This Wednesday the Maori Party will select a candidate to stand against Hone Harawira in Te Tai Tokerau (TTT). The following candidates have announced their intention to seek the Maori Party nomination:
- Mere Mangu
- Waihoroi Shortland
- Solomon Tipene
On paper, all three are strong candidates. All three whakapapa to Ngati Hine and Mangu and Shortland both link to Matawaia Marae. Perhaps the most interesting candidate is Mangu, a lawyer and retired army captain. Mangu ran as an independent in 2002 and 2005 polling second and third respectively. In 2002 Mangu outpolled Naida Glavish, a prominent Maori leader, while in 2005 Mangu managed to pull almost seven per cent of the vote. This is quite an achievement considering Mangu ran as an independent in both elections.
Shortland is best known as the host of Te Tepu on Maori TV and as “Weirdo” from the movie Boy. I think it is safe to assume that Shortland, as host of Te Tepu which is a Maori language current affairs show, has some understanding of politics and Maori politics in particular.
Solomon Tipene is the co-chair of the Maori Party’s Whangarei branch. Tipene is also involved with Ngati Hine’s treaty claim. As a Maori Party member and treaty negotiator Tipene is not a political newcomer.
Although I do not know how much support each candidate enjoys on the ground, I would tentatively select Mangu as the strongest candidate. Mangu is the only candidate with electoral experience. Although Shortland and Tipene have broader political experience, for example in political commentary, neither candidate possesses campaign experience. Mangu did well as an independent. Remember independent candidates do not have access to party resources, including activists and admin support, independents also lack association with an established brand, struggle to attract media attention and find it difficult to tap donors and volunteers. With this in mind Mangu’s achievements, especially in 2002, are respectable. Having said that, a certain amount of baggage comes with losing two times. But that aside, Mangu has campaign experience and, according to Maori Party vice-president Ken Mair, a “strong profile” on the ground.

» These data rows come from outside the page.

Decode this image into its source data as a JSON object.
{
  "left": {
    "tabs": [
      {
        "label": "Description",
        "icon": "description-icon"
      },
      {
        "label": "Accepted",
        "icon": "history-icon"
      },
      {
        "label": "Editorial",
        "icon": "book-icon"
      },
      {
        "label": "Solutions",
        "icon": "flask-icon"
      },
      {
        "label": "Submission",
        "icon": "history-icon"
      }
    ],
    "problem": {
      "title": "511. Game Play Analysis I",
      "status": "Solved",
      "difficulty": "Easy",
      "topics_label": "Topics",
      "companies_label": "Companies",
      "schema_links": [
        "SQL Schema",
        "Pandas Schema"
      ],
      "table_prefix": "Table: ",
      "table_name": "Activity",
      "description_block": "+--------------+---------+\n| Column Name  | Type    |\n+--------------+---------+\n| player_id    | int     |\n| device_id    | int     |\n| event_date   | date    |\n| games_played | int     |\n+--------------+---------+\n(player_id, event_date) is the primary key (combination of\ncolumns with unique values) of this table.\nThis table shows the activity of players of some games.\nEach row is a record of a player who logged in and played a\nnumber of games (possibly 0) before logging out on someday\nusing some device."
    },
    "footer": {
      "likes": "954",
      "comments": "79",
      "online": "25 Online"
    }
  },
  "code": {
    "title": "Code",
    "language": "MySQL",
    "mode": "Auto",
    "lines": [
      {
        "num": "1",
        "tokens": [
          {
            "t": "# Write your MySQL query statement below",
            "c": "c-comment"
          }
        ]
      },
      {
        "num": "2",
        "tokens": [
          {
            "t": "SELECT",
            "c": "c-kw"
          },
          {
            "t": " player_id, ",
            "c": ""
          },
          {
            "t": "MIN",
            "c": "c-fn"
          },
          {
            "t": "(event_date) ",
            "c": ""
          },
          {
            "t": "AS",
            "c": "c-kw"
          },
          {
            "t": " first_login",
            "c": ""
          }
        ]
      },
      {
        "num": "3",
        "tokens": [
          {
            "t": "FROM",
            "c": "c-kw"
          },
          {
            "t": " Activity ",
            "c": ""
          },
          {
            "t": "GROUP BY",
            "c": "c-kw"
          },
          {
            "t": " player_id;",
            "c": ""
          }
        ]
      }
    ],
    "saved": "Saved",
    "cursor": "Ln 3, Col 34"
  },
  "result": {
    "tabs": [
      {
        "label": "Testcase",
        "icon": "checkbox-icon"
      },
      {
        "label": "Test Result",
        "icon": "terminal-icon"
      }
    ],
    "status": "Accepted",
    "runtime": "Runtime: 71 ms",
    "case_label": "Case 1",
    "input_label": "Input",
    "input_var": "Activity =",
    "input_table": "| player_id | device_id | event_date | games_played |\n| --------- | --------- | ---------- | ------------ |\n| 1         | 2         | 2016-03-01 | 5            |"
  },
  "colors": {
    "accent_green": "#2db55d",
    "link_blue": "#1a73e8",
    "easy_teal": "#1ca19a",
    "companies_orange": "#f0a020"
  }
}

Ultimately, I do not think it matters who the Maori Party selects. Hone Harawira will win and Kelvin Davis will poll second - assuming ceteris paribus. For my take on the byelection see this post.